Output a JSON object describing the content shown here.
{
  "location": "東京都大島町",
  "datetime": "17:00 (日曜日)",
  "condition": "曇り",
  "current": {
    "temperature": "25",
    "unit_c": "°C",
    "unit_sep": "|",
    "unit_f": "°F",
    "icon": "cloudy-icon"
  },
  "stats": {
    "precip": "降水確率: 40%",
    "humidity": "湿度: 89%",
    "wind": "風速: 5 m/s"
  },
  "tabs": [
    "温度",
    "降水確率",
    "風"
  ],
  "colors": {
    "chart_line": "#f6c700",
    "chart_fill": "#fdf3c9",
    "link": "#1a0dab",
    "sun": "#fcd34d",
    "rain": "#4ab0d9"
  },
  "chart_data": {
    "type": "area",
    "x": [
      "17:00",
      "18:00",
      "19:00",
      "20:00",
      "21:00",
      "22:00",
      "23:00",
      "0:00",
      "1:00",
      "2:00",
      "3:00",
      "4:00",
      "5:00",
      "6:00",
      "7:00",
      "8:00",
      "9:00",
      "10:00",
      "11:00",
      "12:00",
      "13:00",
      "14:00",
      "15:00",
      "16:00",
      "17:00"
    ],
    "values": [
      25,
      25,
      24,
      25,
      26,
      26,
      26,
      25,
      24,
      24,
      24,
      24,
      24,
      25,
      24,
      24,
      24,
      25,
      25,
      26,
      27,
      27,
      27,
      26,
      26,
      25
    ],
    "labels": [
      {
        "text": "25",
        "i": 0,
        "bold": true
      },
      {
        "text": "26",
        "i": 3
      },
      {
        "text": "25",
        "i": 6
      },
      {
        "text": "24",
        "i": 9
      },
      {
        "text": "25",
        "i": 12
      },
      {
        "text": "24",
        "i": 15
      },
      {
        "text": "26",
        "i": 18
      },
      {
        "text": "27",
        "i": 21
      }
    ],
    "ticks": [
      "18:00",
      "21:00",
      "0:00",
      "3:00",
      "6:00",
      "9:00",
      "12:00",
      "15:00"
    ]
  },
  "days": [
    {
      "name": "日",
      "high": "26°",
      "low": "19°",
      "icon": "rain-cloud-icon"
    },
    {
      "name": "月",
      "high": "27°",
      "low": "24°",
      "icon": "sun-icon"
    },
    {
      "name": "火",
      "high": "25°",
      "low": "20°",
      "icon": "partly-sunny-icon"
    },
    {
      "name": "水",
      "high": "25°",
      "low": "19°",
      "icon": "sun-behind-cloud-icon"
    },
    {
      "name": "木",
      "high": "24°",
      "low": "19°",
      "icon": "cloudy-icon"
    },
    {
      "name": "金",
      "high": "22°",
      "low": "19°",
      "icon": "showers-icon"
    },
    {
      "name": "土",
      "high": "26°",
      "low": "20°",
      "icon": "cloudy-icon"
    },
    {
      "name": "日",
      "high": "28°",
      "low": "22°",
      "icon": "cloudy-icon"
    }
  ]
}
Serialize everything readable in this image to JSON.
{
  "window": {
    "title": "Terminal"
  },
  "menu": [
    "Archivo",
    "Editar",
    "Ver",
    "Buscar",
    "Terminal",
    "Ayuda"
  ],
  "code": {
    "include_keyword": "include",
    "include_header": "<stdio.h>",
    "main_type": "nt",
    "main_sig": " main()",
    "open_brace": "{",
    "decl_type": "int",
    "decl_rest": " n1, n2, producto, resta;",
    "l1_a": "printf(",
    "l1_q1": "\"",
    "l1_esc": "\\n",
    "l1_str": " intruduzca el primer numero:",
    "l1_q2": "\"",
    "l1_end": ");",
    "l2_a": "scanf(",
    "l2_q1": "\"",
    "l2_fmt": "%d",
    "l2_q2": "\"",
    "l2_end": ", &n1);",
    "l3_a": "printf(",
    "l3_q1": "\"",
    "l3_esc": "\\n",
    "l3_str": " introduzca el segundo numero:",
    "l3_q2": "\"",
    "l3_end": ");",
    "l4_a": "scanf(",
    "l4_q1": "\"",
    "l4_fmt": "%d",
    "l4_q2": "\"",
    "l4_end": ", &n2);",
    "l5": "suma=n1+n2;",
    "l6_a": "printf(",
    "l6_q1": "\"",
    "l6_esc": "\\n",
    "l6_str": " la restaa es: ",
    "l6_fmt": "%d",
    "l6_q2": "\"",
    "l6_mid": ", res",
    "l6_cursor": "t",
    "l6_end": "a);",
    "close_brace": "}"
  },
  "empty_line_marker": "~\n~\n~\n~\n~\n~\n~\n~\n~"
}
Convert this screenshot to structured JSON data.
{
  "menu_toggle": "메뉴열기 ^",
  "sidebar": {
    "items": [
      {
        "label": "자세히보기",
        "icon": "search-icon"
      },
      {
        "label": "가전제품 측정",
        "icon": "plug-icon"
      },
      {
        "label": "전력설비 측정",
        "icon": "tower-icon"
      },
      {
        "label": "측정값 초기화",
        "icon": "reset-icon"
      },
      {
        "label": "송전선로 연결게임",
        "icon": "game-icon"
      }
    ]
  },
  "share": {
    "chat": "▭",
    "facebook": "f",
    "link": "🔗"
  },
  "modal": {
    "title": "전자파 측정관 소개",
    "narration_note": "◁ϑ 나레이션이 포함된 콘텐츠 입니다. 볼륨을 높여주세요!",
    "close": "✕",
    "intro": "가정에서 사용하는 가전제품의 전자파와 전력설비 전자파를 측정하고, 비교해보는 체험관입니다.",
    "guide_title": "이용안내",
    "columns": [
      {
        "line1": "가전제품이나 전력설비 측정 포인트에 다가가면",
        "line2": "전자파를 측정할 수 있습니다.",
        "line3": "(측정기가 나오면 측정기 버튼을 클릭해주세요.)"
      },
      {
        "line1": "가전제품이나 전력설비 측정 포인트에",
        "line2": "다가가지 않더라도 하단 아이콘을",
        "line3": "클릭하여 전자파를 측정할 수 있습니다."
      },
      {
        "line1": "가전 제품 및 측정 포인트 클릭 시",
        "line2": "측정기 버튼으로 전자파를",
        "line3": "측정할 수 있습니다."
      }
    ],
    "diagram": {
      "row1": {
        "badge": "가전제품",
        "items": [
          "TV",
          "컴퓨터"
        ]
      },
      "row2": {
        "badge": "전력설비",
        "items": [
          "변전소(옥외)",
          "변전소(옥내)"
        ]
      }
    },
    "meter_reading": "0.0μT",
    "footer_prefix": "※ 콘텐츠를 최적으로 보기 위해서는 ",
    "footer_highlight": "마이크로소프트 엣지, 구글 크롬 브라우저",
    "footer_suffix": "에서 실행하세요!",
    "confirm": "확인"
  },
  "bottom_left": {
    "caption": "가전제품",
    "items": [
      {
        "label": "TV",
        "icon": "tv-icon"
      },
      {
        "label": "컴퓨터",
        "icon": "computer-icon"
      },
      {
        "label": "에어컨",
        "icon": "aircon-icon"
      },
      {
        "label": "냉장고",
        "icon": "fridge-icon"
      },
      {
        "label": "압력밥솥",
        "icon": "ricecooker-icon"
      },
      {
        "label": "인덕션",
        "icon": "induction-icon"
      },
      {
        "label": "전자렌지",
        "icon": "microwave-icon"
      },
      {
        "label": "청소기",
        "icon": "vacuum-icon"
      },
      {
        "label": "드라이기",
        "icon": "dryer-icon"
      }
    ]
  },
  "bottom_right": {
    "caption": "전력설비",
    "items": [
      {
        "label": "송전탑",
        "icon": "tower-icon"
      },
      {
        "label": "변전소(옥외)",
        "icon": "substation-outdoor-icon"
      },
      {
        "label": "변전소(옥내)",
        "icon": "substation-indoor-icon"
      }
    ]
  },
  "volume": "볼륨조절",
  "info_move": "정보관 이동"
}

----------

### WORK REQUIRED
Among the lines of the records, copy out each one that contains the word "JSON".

### WRITTEN RESPONSE
Output a JSON object describing the content shown here.
Serialize everything readable in this image to JSON.
Convert this screenshot to structured JSON data.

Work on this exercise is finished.